Is there individual sleep duration?

But it is not only the age that determines the individual sleep duration. Fitness and some personal things, such as illnesses, also play a role.

How much you should really rest, you can find out for yourself with a little experiment. This works as follows:

  • You need at least three days at a time to avoid having to get up at a specific time.
  • Obey your instinct and then go to sleep when you are tired.
  • Do not use alcohol and cigarettes in the evening.
  • Do not set an alarm clock, just go to sleep until you wake up by your own accord and feel well rested.
  • On each day of your self-experiment, count how many hours you slept and calculate the exact average.
  • The result shows you how many hours your body needs for a restful sleep.

Try to always get that amount of sleep hours.

And another tip: if you sleep as long as your individual value recommends – and no more than a maximum of an hour or two – you’ll sleep better and you’ll also be in charge of getting up again.

If you cannot correctly determine your individual sleep duration due to sleep disorders, we can offer you a free sleep consultation.

What helps against sleep disorders, we have also summarized in a post for you. We also have more tips to fall asleep here for you.

Conclusion: how much sleep do I need?

The optimal sleep duration for adults is seven to eight hours. Studies have shown that our ability to absorb content and perceive things in everyday life improves after seven hours of sleep.

If you are interested to know more about mattresses, Read Bestmattress-brand to learn how to sleep better.

These skills can deteriorate as soon as you sleep less than seven or more than eight hours. In addition, sleep excess increases the risk of diabetes and the tendency to become overweight.

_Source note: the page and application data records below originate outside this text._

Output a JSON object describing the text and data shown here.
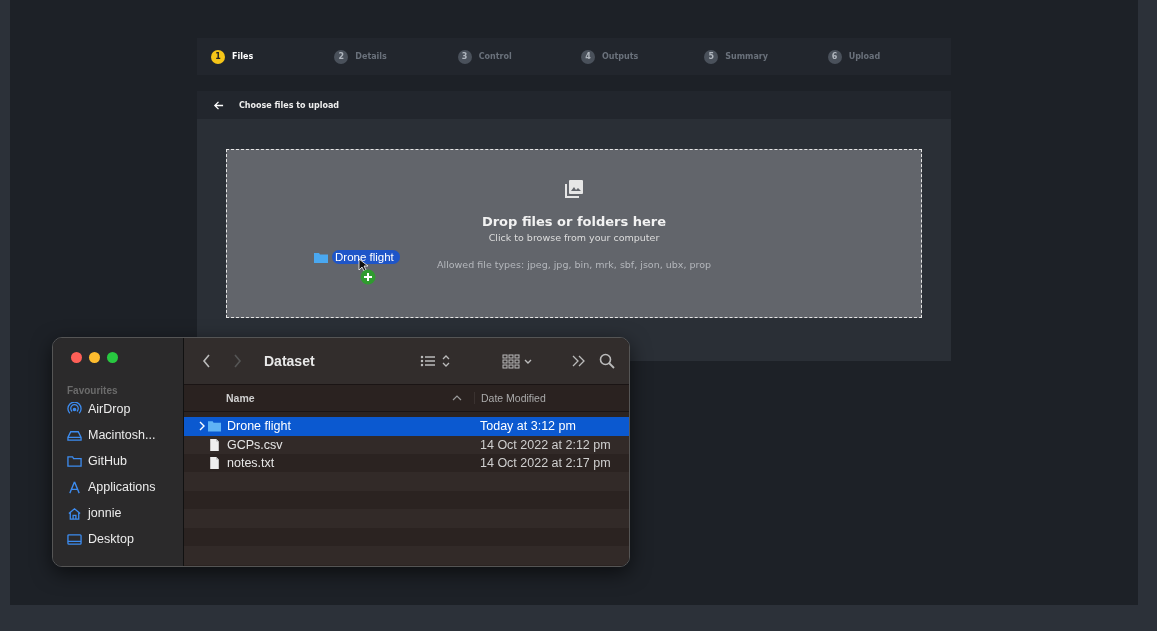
{
  "steps": [
    {
      "number": "1",
      "label": "Files",
      "selected": true
    },
    {
      "number": "2",
      "label": "Details",
      "selected": false
    },
    {
      "number": "3",
      "label": "Control",
      "selected": false
    },
    {
      "number": "4",
      "label": "Outputs",
      "selected": false
    },
    {
      "number": "5",
      "label": "Summary",
      "selected": false
    },
    {
      "number": "6",
      "label": "Upload",
      "selected": false
    }
  ],
  "header": {
    "title": "Choose files to upload"
  },
  "dropzone": {
    "title": "Drop files or folders here",
    "subtitle": "Click to browse from your computer",
    "allowed": "Allowed file types: jpeg, jpg, bin, mrk, sbf, json, ubx, prop"
  },
  "drag_item": {
    "label": "Drone flight"
  },
  "finder": {
    "title": "Dataset",
    "sidebar_heading": "Favourites",
    "sidebar_items": [
      {
        "label": "AirDrop",
        "kind": "airdrop"
      },
      {
        "label": "Macintosh...",
        "kind": "drive"
      },
      {
        "label": "GitHub",
        "kind": "folder"
      },
      {
        "label": "Applications",
        "kind": "apps"
      },
      {
        "label": "jonnie",
        "kind": "home"
      },
      {
        "label": "Desktop",
        "kind": "desktop"
      }
    ],
    "columns": [
      "Name",
      "Date Modified"
    ],
    "rows": [
      {
        "name": "Drone flight",
        "date": "Today at 3:12 pm",
        "kind": "folder",
        "selected": true
      },
      {
        "name": "GCPs.csv",
        "date": "14 Oct 2022 at 2:12 pm",
        "kind": "file",
        "selected": false
      },
      {
        "name": "notes.txt",
        "date": "14 Oct 2022 at 2:17 pm",
        "kind": "file",
        "selected": false
      }
    ]
  }
}
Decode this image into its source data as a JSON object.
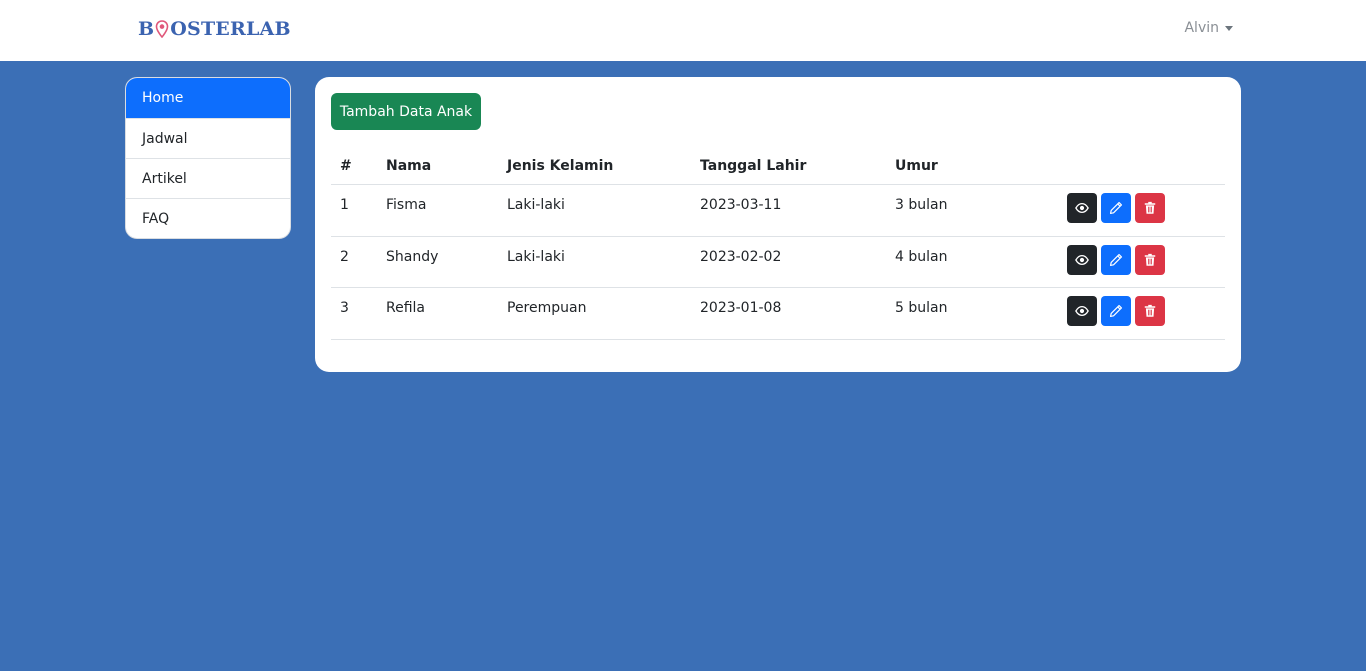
{
  "navbar": {
    "brand_prefix": "B",
    "brand_suffix": "OSTERLAB",
    "user_name": "Alvin",
    "brand_color": "#3b63b0"
  },
  "sidebar": {
    "items": [
      {
        "label": "Home",
        "active": true
      },
      {
        "label": "Jadwal"
      },
      {
        "label": "Artikel"
      },
      {
        "label": "FAQ"
      }
    ]
  },
  "main": {
    "add_button_label": "Tambah Data Anak",
    "table": {
      "headers": [
        "#",
        "Nama",
        "Jenis Kelamin",
        "Tanggal Lahir",
        "Umur"
      ],
      "rows": [
        {
          "num": "1",
          "nama": "Fisma",
          "jenis_kelamin": "Laki-laki",
          "tanggal_lahir": "2023-03-11",
          "umur": "3 bulan"
        },
        {
          "num": "2",
          "nama": "Shandy",
          "jenis_kelamin": "Laki-laki",
          "tanggal_lahir": "2023-02-02",
          "umur": "4 bulan"
        },
        {
          "num": "3",
          "nama": "Refila",
          "jenis_kelamin": "Perempuan",
          "tanggal_lahir": "2023-01-08",
          "umur": "5 bulan"
        }
      ]
    }
  },
  "icons": {
    "view": "eye-icon",
    "edit": "pencil-icon",
    "delete": "trash-icon",
    "logo_pin": "location-pin-icon"
  },
  "colors": {
    "background": "#3b6fb6",
    "primary": "#0d6efd",
    "success": "#198754",
    "danger": "#dc3545",
    "dark": "#212529"
  }
}
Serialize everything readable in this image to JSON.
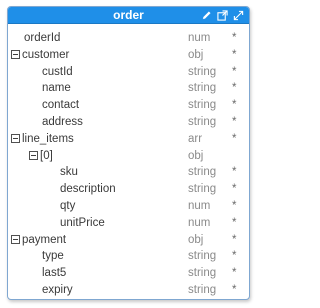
{
  "node": {
    "title": "order",
    "title_bg": "#1f8fe8",
    "border_color": "#7fa7d1",
    "toolbar_icons": [
      "pencil-icon",
      "external-link-icon",
      "expand-icon"
    ]
  },
  "fields": [
    {
      "name": "orderId",
      "type": "num",
      "req": "*",
      "depth": 0,
      "expander": false
    },
    {
      "name": "customer",
      "type": "obj",
      "req": "*",
      "depth": 0,
      "expander": true
    },
    {
      "name": "custId",
      "type": "string",
      "req": "*",
      "depth": 1,
      "expander": false
    },
    {
      "name": "name",
      "type": "string",
      "req": "*",
      "depth": 1,
      "expander": false
    },
    {
      "name": "contact",
      "type": "string",
      "req": "*",
      "depth": 1,
      "expander": false
    },
    {
      "name": "address",
      "type": "string",
      "req": "*",
      "depth": 1,
      "expander": false
    },
    {
      "name": "line_items",
      "type": "arr",
      "req": "*",
      "depth": 0,
      "expander": true
    },
    {
      "name": "[0]",
      "type": "obj",
      "req": "",
      "depth": 1,
      "expander": true
    },
    {
      "name": "sku",
      "type": "string",
      "req": "*",
      "depth": 2,
      "expander": false
    },
    {
      "name": "description",
      "type": "string",
      "req": "*",
      "depth": 2,
      "expander": false
    },
    {
      "name": "qty",
      "type": "num",
      "req": "*",
      "depth": 2,
      "expander": false
    },
    {
      "name": "unitPrice",
      "type": "num",
      "req": "*",
      "depth": 2,
      "expander": false
    },
    {
      "name": "payment",
      "type": "obj",
      "req": "*",
      "depth": 0,
      "expander": true
    },
    {
      "name": "type",
      "type": "string",
      "req": "*",
      "depth": 1,
      "expander": false
    },
    {
      "name": "last5",
      "type": "string",
      "req": "*",
      "depth": 1,
      "expander": false
    },
    {
      "name": "expiry",
      "type": "string",
      "req": "*",
      "depth": 1,
      "expander": false
    }
  ]
}
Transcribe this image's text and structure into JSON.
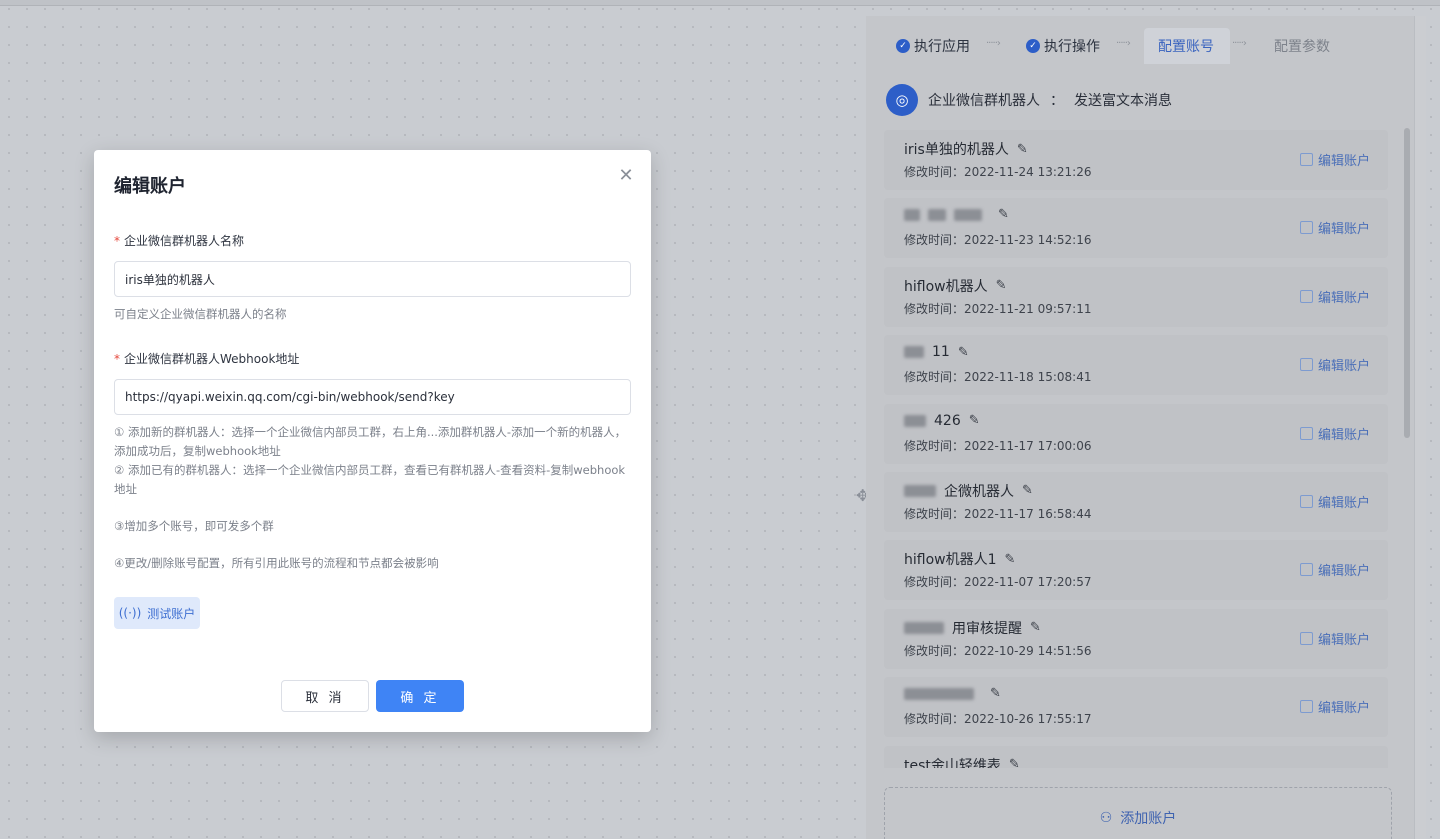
{
  "steps": [
    {
      "label": "执行应用",
      "state": "done"
    },
    {
      "label": "执行操作",
      "state": "done"
    },
    {
      "label": "配置账号",
      "state": "active"
    },
    {
      "label": "配置参数",
      "state": "todo"
    }
  ],
  "app": {
    "name": "企业微信群机器人",
    "separator": "：",
    "action": "发送富文本消息"
  },
  "accounts": [
    {
      "name": "iris单独的机器人",
      "time_label": "修改时间：",
      "time": "2022-11-24 13:21:26",
      "edit_label": "编辑账户"
    },
    {
      "name": "",
      "time_label": "修改时间：",
      "time": "2022-11-23 14:52:16",
      "edit_label": "编辑账户"
    },
    {
      "name": "hiflow机器人",
      "time_label": "修改时间：",
      "time": "2022-11-21 09:57:11",
      "edit_label": "编辑账户"
    },
    {
      "name": "11",
      "time_label": "修改时间：",
      "time": "2022-11-18 15:08:41",
      "edit_label": "编辑账户"
    },
    {
      "name": "426",
      "time_label": "修改时间：",
      "time": "2022-11-17 17:00:06",
      "edit_label": "编辑账户"
    },
    {
      "name": "企微机器人",
      "time_label": "修改时间：",
      "time": "2022-11-17 16:58:44",
      "edit_label": "编辑账户"
    },
    {
      "name": "hiflow机器人1",
      "time_label": "修改时间：",
      "time": "2022-11-07 17:20:57",
      "edit_label": "编辑账户"
    },
    {
      "name": "用审核提醒",
      "time_label": "修改时间：",
      "time": "2022-10-29 14:51:56",
      "edit_label": "编辑账户"
    },
    {
      "name": "",
      "time_label": "修改时间：",
      "time": "2022-10-26 17:55:17",
      "edit_label": "编辑账户"
    },
    {
      "name": "test金山轻维表",
      "time_label": "",
      "time": "",
      "edit_label": ""
    }
  ],
  "add_account_label": "添加账户",
  "modal": {
    "title": "编辑账户",
    "name_label": "企业微信群机器人名称",
    "name_value": "iris单独的机器人",
    "name_help": "可自定义企业微信群机器人的名称",
    "webhook_label": "企业微信群机器人Webhook地址",
    "webhook_value": "https://qyapi.weixin.qq.com/cgi-bin/webhook/send?key",
    "help_1": "① 添加新的群机器人：选择一个企业微信内部员工群，右上角...添加群机器人-添加一个新的机器人，添加成功后，复制webhook地址",
    "help_2": "② 添加已有的群机器人：选择一个企业微信内部员工群，查看已有群机器人-查看资料-复制webhook地址",
    "help_3": "③增加多个账号，即可发多个群",
    "help_4": "④更改/删除账号配置，所有引用此账号的流程和节点都会被影响",
    "test_label": "测试账户",
    "cancel_label": "取 消",
    "ok_label": "确 定"
  },
  "colors": {
    "primary": "#3f84f5",
    "required": "#e5483c",
    "step_done": "#2d5ec8"
  }
}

However, it is perfectly normal for seniors to get along well with five or six hours of sleep. Schoolchildren again need nine to eleven hours, as their brain processes and stores what they have learned while they sleep. Teenagers also have to learn, but in addition, they have to deal with the conversion of their hormone balance, which is why they need eight to ten hours of sleep.